What you need to do: Go over the data and copy out each line with "last" in it.
Start of Information given
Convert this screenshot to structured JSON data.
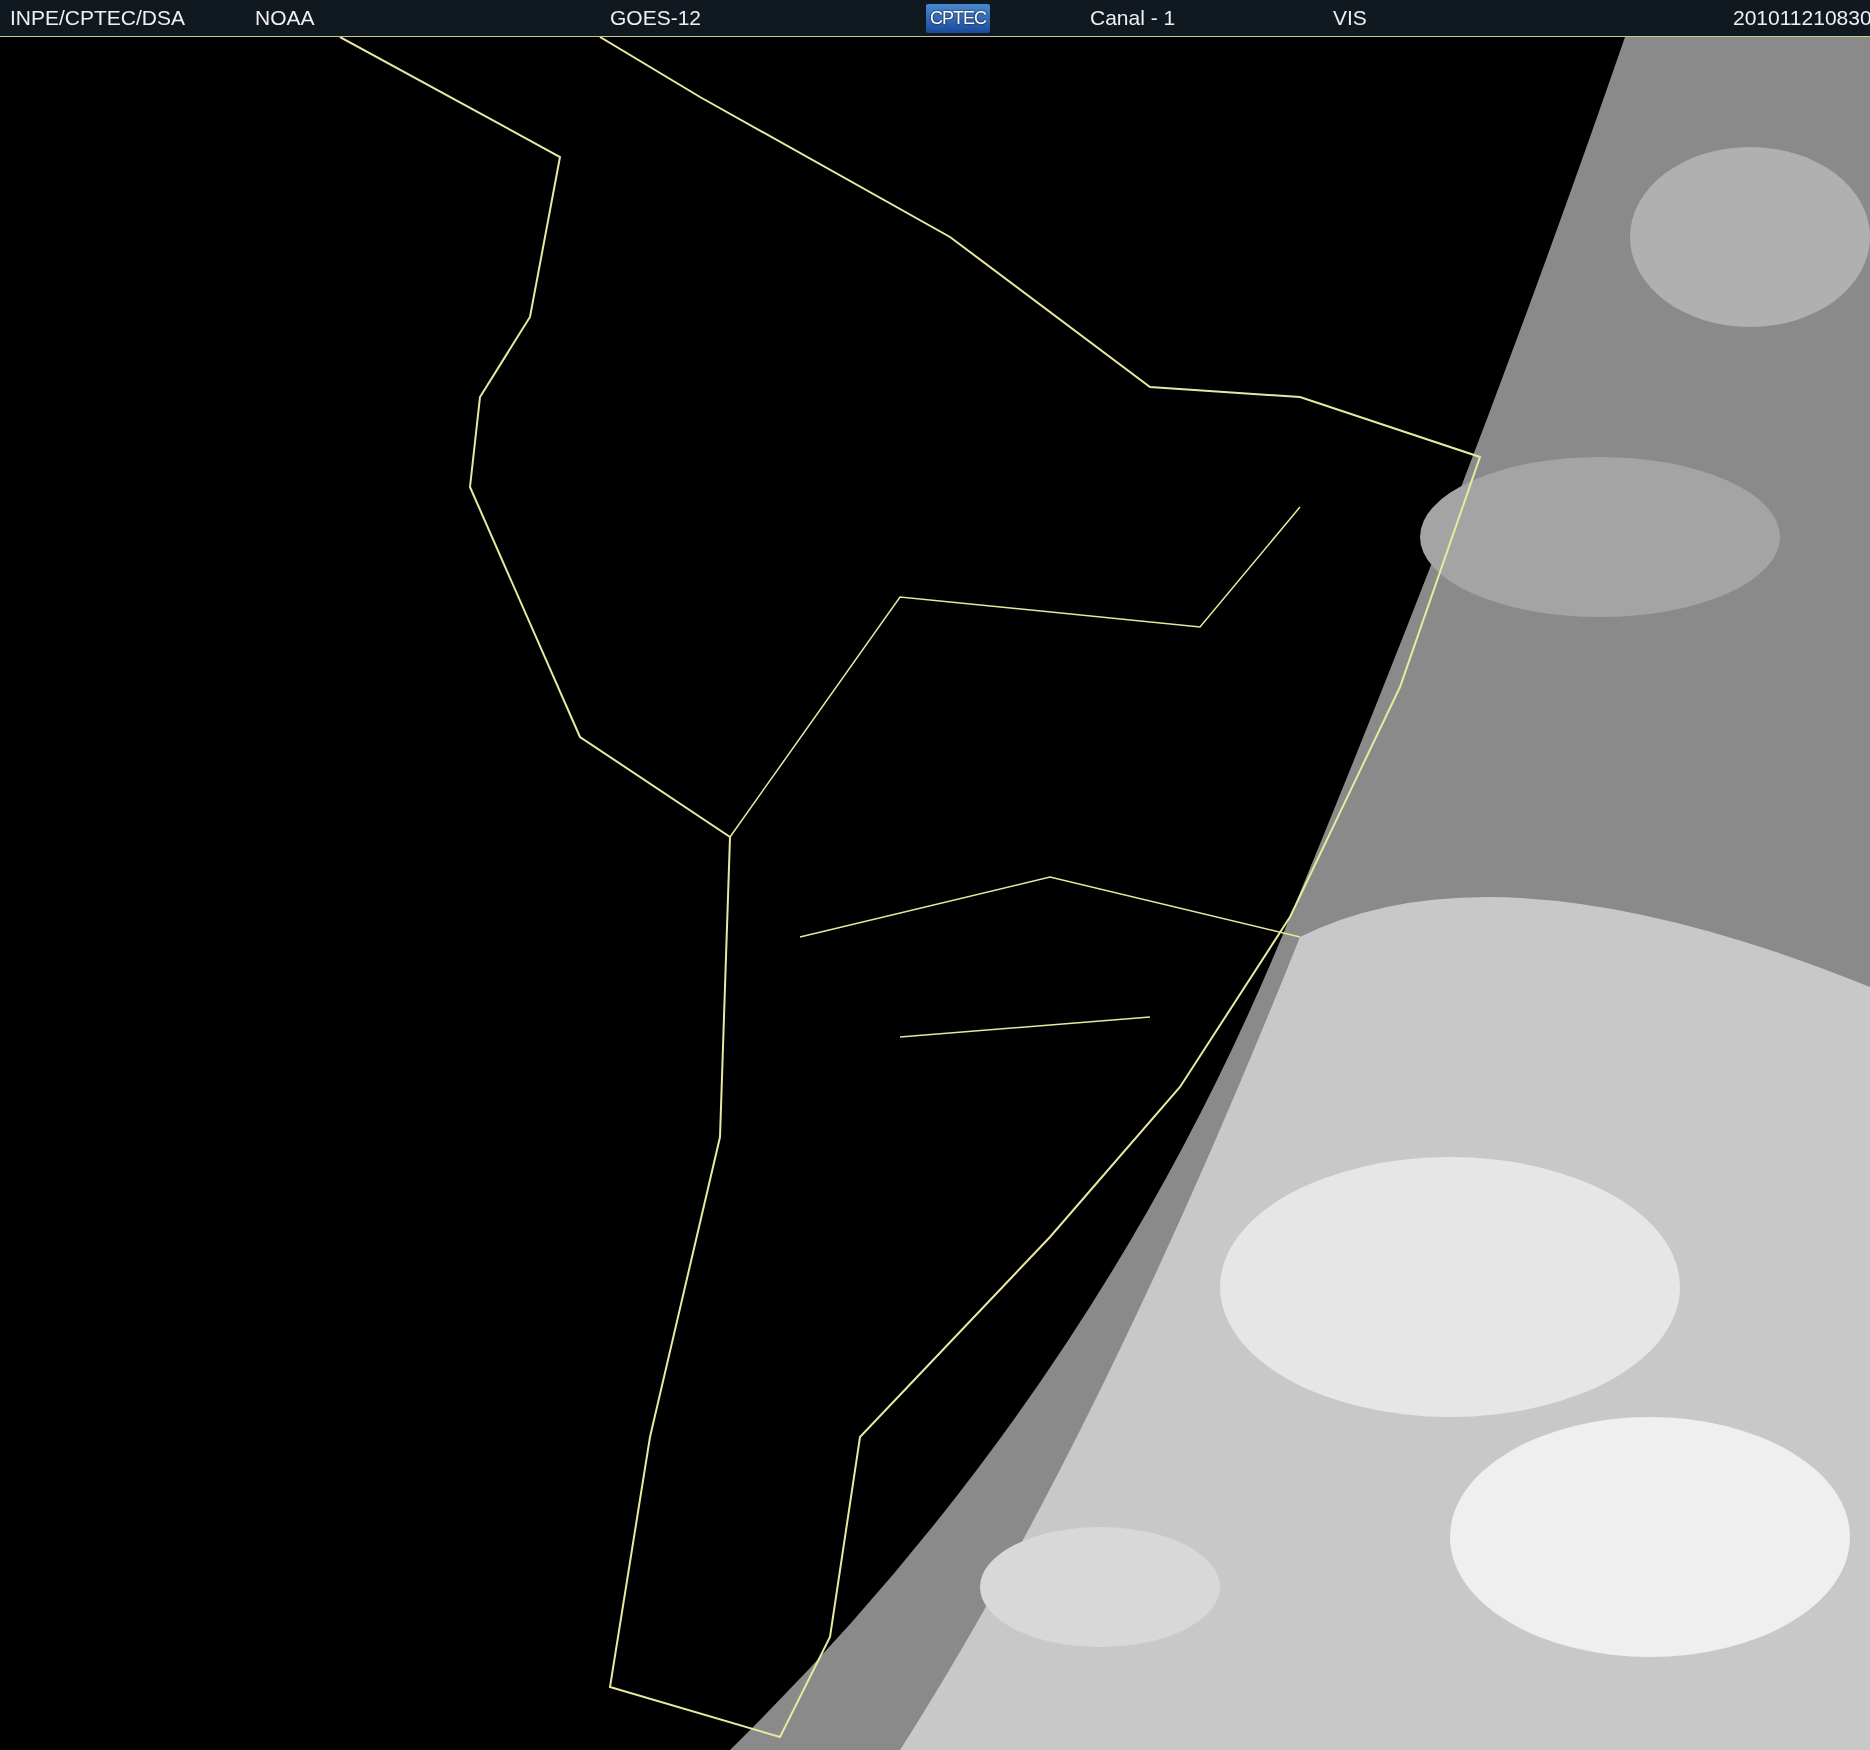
{
  "header": {
    "items": [
      {
        "text": "INPE/CPTEC/DSA",
        "kind": "text"
      },
      {
        "text": "NOAA",
        "kind": "text"
      },
      {
        "text": "GOES-12",
        "kind": "text"
      },
      {
        "text": "CPTEC",
        "kind": "logo"
      },
      {
        "text": "Canal - 1",
        "kind": "text"
      },
      {
        "text": "VIS",
        "kind": "text"
      },
      {
        "text": "201011210830",
        "kind": "text"
      }
    ]
  }
}
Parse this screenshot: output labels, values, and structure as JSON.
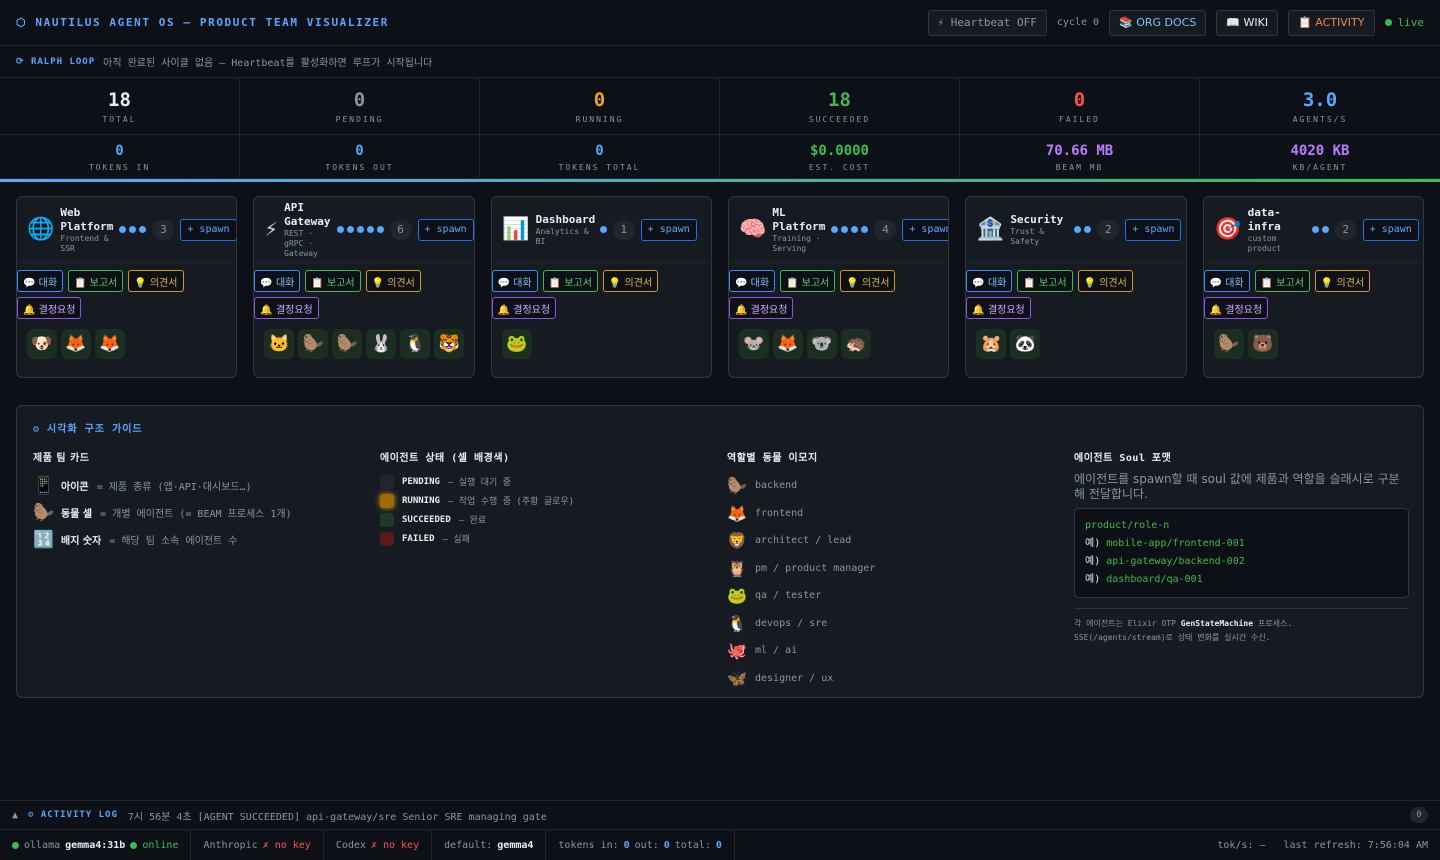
{
  "topbar": {
    "title": "⬡ NAUTILUS AGENT OS — PRODUCT TEAM VISUALIZER",
    "heartbeat": "⚡ Heartbeat OFF",
    "cycle": "cycle 0",
    "org_docs": "📚 ORG DOCS",
    "wiki": "📖 WIKI",
    "activity": "📋 ACTIVITY",
    "live": "live"
  },
  "ralph": {
    "label": "⟳ RALPH LOOP",
    "message": "아직 완료된 사이클 없음 — Heartbeat를 활성화하면 루프가 시작됩니다"
  },
  "stats": [
    {
      "value": "18",
      "label": "TOTAL",
      "color": "white"
    },
    {
      "value": "0",
      "label": "PENDING",
      "color": "gray"
    },
    {
      "value": "0",
      "label": "RUNNING",
      "color": "orange"
    },
    {
      "value": "18",
      "label": "SUCCEEDED",
      "color": "green"
    },
    {
      "value": "0",
      "label": "FAILED",
      "color": "red"
    },
    {
      "value": "3.0",
      "label": "AGENTS/S",
      "color": "blue"
    },
    {
      "value": "0",
      "label": "TOKENS IN",
      "color": "blue"
    },
    {
      "value": "0",
      "label": "TOKENS OUT",
      "color": "blue"
    },
    {
      "value": "0",
      "label": "TOKENS TOTAL",
      "color": "blue"
    },
    {
      "value": "$0.0000",
      "label": "EST. COST",
      "color": "green"
    },
    {
      "value": "70.66 MB",
      "label": "BEAM MB",
      "color": "purple"
    },
    {
      "value": "4020 KB",
      "label": "KB/AGENT",
      "color": "purple"
    }
  ],
  "team_buttons": {
    "chat": "💬 대화",
    "report": "📋 보고서",
    "opinion": "💡 의견서",
    "decide": "🔔 결정요청",
    "spawn": "+ spawn"
  },
  "teams": [
    {
      "icon": "🌐",
      "name": "Web Platform",
      "sub": "Frontend & SSR",
      "dots": 3,
      "count": "3",
      "agents": [
        "🐶",
        "🦊",
        "🦊"
      ]
    },
    {
      "icon": "⚡",
      "name": "API Gateway",
      "sub": "REST · gRPC · Gateway",
      "dots": 5,
      "count": "6",
      "agents": [
        "🐱",
        "🦫",
        "🦫",
        "🐰",
        "🐧",
        "🐯"
      ]
    },
    {
      "icon": "📊",
      "name": "Dashboard",
      "sub": "Analytics & BI",
      "dots": 1,
      "count": "1",
      "agents": [
        "🐸"
      ]
    },
    {
      "icon": "🧠",
      "name": "ML Platform",
      "sub": "Training · Serving",
      "dots": 4,
      "count": "4",
      "agents": [
        "🐭",
        "🦊",
        "🐨",
        "🦔"
      ]
    },
    {
      "icon": "🏦",
      "name": "Security",
      "sub": "Trust & Safety",
      "dots": 2,
      "count": "2",
      "agents": [
        "🐹",
        "🐼"
      ]
    },
    {
      "icon": "🎯",
      "name": "data-infra",
      "sub": "custom product",
      "dots": 2,
      "count": "2",
      "agents": [
        "🦫",
        "🐻"
      ]
    }
  ],
  "guide": {
    "title": "⚙ 시각화 구조 가이드",
    "col1": {
      "heading": "제품 팀 카드",
      "items": [
        {
          "icon": "📱",
          "term": "아이콘",
          "desc": "= 제품 종류 (앱·API·대시보드…)"
        },
        {
          "icon": "🦫",
          "term": "동물 셀",
          "desc": "= 개별 에이전트 (= BEAM 프로세스 1개)"
        },
        {
          "icon": "🔢",
          "term": "배지 숫자",
          "desc": "= 해당 팀 소속 에이전트 수"
        }
      ]
    },
    "col2": {
      "heading": "에이전트 상태 (셀 배경색)",
      "items": [
        {
          "color": "#21262d",
          "state": "PENDING",
          "desc": "— 실행 대기 중"
        },
        {
          "color": "#9e6a03",
          "state": "RUNNING",
          "desc": "— 작업 수행 중 (주황 글로우)"
        },
        {
          "color": "#1c3a26",
          "state": "SUCCEEDED",
          "desc": "— 완료"
        },
        {
          "color": "#5a1a1a",
          "state": "FAILED",
          "desc": "— 실패"
        }
      ]
    },
    "col3": {
      "heading": "역할별 동물 이모지",
      "items": [
        {
          "icon": "🦫",
          "role": "backend"
        },
        {
          "icon": "🦊",
          "role": "frontend"
        },
        {
          "icon": "🦁",
          "role": "architect / lead"
        },
        {
          "icon": "🦉",
          "role": "pm / product manager"
        },
        {
          "icon": "🐸",
          "role": "qa / tester"
        },
        {
          "icon": "🐧",
          "role": "devops / sre"
        },
        {
          "icon": "🐙",
          "role": "ml / ai"
        },
        {
          "icon": "🦋",
          "role": "designer / ux"
        }
      ]
    },
    "col4": {
      "heading": "에이전트 Soul 포맷",
      "desc": "에이전트를 spawn할 때 soul 값에 제품과 역할을 슬래시로 구분해 전달합니다.",
      "code_line1": "product/role-n",
      "examples": [
        {
          "prefix": "예)",
          "value": "mobile-app/frontend-001"
        },
        {
          "prefix": "예)",
          "value": "api-gateway/backend-002"
        },
        {
          "prefix": "예)",
          "value": "dashboard/qa-001"
        }
      ],
      "note1_a": "각 에이전트는 Elixir OTP",
      "note1_b": "GenStateMachine",
      "note1_c": "프로세스.",
      "note2": "SSE(/agents/stream)로 상태 변화를 실시간 수신."
    }
  },
  "activity_log": {
    "label": "⚙ ACTIVITY LOG",
    "toggle": "▲",
    "last": "7시 56분 4초 [AGENT SUCCEEDED] api-gateway/sre Senior SRE managing gate",
    "count": "0"
  },
  "statusbar": {
    "ollama_label": "ollama",
    "ollama_model": "gemma4:31b",
    "ollama_status": "online",
    "anthropic_label": "Anthropic",
    "anthropic_status": "✗ no key",
    "codex_label": "Codex",
    "codex_status": "✗ no key",
    "default_label": "default:",
    "default_value": "gemma4",
    "tokens_label_in": "tokens in:",
    "tokens_in": "0",
    "tokens_label_out": "out:",
    "tokens_out": "0",
    "tokens_label_total": "total:",
    "tokens_total": "0",
    "toks": "tok/s: —",
    "refresh": "last refresh: 7:56:04 AM"
  }
}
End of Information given
Written solution:
    "last": "7시 56분 4초 [AGENT SUCCEEDED] api-gateway/sre Senior SRE managing gate",
    "refresh": "last refresh: 7:56:04 AM"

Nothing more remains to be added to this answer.